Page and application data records
****

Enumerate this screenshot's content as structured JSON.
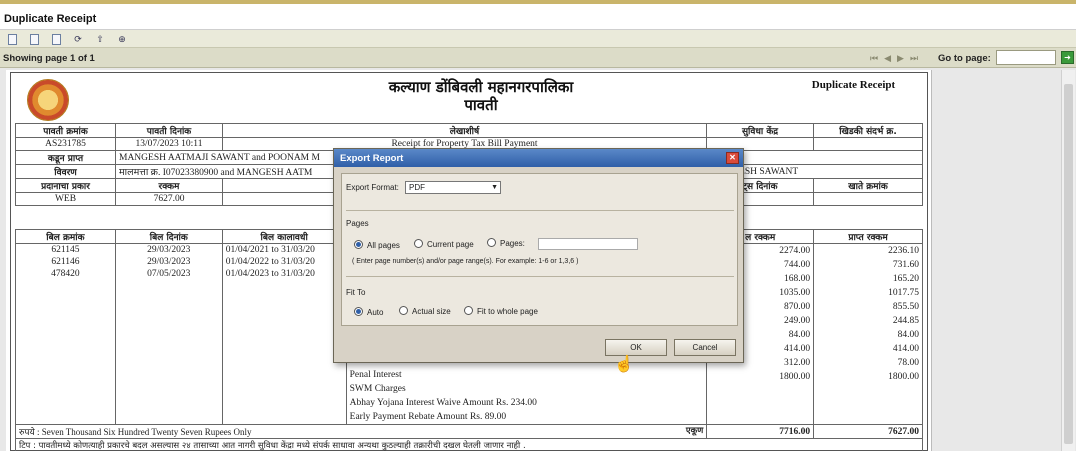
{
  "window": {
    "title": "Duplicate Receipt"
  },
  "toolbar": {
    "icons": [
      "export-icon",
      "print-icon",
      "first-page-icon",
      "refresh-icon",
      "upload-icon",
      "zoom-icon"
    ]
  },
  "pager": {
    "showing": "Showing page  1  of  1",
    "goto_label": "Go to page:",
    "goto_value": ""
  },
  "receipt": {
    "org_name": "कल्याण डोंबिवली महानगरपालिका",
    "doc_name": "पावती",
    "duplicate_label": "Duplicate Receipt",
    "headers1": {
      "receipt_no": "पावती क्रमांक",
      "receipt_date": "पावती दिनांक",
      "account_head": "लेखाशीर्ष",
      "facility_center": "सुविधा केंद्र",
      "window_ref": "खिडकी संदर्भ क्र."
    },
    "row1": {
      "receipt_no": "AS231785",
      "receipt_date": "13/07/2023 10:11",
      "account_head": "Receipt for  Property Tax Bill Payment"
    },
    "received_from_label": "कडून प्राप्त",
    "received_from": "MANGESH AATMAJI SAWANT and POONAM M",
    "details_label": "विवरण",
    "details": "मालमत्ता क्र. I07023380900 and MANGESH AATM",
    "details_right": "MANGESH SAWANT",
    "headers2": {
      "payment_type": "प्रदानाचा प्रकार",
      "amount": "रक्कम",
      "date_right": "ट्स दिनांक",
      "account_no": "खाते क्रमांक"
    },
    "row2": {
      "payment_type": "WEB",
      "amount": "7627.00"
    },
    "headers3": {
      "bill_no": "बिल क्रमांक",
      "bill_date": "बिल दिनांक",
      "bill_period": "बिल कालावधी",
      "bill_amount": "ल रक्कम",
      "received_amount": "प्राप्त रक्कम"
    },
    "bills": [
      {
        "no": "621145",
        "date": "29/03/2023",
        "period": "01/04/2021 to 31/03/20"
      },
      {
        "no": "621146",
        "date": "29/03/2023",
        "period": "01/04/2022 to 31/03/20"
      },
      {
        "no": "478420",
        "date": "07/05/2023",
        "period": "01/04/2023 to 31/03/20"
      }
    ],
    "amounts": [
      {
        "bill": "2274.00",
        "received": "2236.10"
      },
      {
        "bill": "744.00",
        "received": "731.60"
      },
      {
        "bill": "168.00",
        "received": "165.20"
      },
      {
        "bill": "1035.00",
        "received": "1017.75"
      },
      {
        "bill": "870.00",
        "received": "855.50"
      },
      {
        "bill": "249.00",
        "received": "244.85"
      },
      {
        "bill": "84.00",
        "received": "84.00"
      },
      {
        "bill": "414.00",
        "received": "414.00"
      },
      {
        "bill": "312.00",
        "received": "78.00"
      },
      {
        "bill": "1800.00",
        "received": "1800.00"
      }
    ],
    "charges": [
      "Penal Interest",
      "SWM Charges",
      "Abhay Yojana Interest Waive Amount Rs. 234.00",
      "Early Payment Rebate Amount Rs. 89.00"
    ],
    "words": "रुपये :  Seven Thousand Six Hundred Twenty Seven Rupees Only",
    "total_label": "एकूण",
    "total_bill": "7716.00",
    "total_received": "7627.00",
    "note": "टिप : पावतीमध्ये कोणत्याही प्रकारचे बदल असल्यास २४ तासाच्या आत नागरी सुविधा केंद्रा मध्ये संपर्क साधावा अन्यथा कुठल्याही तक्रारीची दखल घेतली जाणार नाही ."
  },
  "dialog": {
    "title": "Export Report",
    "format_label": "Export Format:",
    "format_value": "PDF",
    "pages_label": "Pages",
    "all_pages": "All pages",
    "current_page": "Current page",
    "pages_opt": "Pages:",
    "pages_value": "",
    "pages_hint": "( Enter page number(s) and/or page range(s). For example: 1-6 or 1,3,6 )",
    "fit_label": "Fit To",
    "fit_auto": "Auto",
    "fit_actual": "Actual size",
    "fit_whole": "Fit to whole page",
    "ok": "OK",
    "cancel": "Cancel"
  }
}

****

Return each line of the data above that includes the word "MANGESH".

    "received_from": "MANGESH AATMAJI SAWANT and POONAM M",
    "details": "मालमत्ता क्र. I07023380900 and MANGESH AATM",
    "details_right": "MANGESH SAWANT",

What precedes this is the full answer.